You’re not man enough to do it. You don’t have the guts. You throw like a girl.
What’s Needed for Prevention Transformation What it means to be male Definitions of masculinity What it means to be female Transform misogyny Promotion Gender balance
What’s Not Enough Create a culture does not tolerate domestic violence holds offenders accountable for their actions punishes criminal behavior. Provides victim services
What’s Enough Transform Gender Roles Create balance —challenge both extremes Promote father involvement in families Promote balanced men into positions of power Welcome balanced women into positions of power
Strategies for Prevention Take the experiences of boys and men and girls and women as starting points Be even-handed in dealing with aggression that is characteristic of both genders View violent behaviors as processes that have numerous points along which the process can be interrupted
Strategies for Prevention If individuals enact and create cultural themes and practices Why can’t men create new cultural themes and practices? In fact, many men are
Mentor Violence Prevention Program By focusing on bystander behavior, MVP reduces the defensiveness and hopelessness that many men and women often feel when discussing men's violence against women. MVP aims to construct a new vision for society that does not equate strength in men with dominance over women.
Depression Common Among Men with Histories of Violence Why? If violent men are hypermasculine, how does this affect their relationships? What makes life meaningful? Why is men’s depression untreated?
Some Key Issues in Preventing Male Violence Glorification of violence Humane expectations about boys and men Gender equality From the Male Network, 2003,
Men Stopping Violence Shift norms that support subjugation of women Asserting oneself as male does not have to involve proclaiming self not female
Effective Prevention Gender is central in any prevention program Gender is a proxy for power Power related to ethnicity and social class central to prevention programs
Effective Prevention Start where participants are Understand their values that support violence Understand the worlds they’ve constructed Do participants have vulnerabilities in addition to values that support violence?
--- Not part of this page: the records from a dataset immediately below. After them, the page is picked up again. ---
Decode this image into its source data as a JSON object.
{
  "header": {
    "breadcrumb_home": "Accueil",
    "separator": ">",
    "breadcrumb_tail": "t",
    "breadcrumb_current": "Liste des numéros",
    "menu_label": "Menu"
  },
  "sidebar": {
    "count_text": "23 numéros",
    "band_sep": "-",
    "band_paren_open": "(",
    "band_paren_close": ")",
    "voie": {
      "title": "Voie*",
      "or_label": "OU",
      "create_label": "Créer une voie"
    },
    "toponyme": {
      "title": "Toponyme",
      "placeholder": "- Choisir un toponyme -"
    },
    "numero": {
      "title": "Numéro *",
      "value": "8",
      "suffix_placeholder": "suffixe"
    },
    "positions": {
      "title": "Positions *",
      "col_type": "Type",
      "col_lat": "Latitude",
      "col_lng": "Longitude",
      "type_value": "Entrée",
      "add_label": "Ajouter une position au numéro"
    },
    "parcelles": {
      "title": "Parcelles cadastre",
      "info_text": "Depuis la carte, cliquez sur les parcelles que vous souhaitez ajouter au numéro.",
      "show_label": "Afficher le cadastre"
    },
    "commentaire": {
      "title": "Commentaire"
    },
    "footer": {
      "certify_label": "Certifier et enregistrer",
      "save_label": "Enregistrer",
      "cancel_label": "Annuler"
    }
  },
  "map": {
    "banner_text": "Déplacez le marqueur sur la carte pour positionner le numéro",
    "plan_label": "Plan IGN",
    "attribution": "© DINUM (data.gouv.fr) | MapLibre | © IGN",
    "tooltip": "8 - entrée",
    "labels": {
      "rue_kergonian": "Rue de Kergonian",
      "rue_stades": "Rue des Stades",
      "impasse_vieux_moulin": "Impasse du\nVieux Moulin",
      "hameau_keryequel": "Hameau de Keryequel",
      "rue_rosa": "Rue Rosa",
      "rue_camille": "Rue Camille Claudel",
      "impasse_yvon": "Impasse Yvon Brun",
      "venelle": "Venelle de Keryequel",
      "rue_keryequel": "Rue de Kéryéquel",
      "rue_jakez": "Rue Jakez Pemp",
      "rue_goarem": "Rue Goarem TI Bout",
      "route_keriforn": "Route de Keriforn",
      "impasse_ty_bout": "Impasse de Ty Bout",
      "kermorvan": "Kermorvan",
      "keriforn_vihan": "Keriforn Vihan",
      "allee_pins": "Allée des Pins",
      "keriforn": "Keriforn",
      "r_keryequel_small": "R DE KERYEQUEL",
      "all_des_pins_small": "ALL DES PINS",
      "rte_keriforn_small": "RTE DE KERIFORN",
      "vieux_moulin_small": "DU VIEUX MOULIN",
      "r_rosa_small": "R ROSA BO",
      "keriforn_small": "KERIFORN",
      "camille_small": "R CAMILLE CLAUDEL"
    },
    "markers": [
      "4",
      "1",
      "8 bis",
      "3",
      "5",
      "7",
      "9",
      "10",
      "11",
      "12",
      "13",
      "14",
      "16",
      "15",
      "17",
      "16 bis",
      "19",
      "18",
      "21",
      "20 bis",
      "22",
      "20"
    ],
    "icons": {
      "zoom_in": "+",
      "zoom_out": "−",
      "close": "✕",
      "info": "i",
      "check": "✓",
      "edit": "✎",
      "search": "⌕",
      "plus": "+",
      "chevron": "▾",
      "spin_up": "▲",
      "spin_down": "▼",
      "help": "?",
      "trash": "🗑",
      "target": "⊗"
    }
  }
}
Effective Prevention Deal with vulnerabilities Fears of being sissies, punks, & wimps Fears of exclusion Sense of self as defective Self-defeating inner working models
Effective Prevention Particular situations bring out different aspects of gendered behaviors Expectations of consequences central to how persons enact gender and the power attached to male genderisms Each person struggles with mulitipe identity issues We cannot reduce each other to gender stereotypes
Effective Prevention Parent education Involved fathers have children whose gender roles are more flexible and less stereotyped Involved fathers provide role models for gender equality
Effective Prevention Enlarge choices Understand schemas/scripts Seek to change schemas/scripts What do participants value?
Effective Prevention Each person struggles with multiple identity issues We cannot reduce each other to gender stereotypes Human agency Choices that are contrained
Effective Prevention Increases range of choices Provides schemas of what can be Promotes interpersonal connections Promotes direct expression of emotion Leads to clarity in relationships Negotiated sense of who we are and what we want from each other and for ourselves
Effective Prevention Balance Start where participants are
References Brody, Leslie (1999). Gender, emotion, and the family. Cambridge: Harvard University Press. Fergusson, Muriel McQueen (2002). Worlds apart…coming together: Gender Segregated & integrated primary prevention implementation for adolescents in Atlantic rural communities. In Berman, Helene & Yasmin Jiwani (Eds.), In the best interest of the girl child. Phase II report. Status of Women Canada Crick, Nicki, R., Nicole E. Werner, Juan F. Casas, Kathryn M. O’Brien, David A. Nelson, Jennifer K. Grotpeter, & Kristian Markon (1998). Childhood aggression and gender: A new look at an old problem. Gender and motivation. Nebraska Symposium on Motivation, 45, Role models not rappers (2003). Minneapolis Star Tribune, May 20, B4.